**ASSIGNMENT**
Could you show all lines in the entries below that contain the string "placeholder"?

**DATA EXTRACTS**

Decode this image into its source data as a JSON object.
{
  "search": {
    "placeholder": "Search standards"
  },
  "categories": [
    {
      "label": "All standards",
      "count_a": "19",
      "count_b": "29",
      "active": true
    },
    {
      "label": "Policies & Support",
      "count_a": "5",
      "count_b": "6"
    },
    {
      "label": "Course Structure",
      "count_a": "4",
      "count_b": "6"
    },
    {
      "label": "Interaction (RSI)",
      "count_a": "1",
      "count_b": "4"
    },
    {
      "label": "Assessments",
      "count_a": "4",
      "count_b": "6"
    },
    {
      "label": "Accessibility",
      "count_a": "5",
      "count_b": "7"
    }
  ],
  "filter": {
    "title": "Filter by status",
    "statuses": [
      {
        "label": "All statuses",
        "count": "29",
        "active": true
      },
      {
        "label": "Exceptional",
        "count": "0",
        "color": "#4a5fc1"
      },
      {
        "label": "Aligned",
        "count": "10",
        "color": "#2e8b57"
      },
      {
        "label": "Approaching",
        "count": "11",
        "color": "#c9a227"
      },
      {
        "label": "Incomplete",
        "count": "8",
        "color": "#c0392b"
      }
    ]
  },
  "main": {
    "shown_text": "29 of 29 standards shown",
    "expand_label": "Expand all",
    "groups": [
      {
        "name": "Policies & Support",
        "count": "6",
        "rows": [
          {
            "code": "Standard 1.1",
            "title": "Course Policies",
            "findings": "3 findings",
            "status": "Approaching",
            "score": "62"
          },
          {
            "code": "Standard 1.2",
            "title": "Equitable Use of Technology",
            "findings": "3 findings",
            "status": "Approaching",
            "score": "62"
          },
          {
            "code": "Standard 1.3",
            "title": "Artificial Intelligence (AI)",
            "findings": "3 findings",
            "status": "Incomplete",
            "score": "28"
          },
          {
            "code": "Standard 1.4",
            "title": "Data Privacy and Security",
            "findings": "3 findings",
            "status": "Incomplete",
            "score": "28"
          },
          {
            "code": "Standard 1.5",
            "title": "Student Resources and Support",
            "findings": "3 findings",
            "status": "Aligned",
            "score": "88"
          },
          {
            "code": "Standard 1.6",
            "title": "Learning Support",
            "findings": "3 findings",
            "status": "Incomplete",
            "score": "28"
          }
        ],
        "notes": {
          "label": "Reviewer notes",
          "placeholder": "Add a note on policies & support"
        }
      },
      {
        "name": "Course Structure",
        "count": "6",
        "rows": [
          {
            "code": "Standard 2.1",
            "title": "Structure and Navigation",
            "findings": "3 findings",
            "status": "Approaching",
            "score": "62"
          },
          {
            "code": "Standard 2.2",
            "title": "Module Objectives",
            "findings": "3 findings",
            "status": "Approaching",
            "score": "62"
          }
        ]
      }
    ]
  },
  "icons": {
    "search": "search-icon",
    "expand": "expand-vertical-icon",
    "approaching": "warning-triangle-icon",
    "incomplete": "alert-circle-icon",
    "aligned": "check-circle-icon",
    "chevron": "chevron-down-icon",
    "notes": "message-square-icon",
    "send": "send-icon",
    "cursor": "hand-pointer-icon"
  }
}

**TASK OUTPUT**
    "placeholder": "Search standards"
          "placeholder": "Add a note on policies & support"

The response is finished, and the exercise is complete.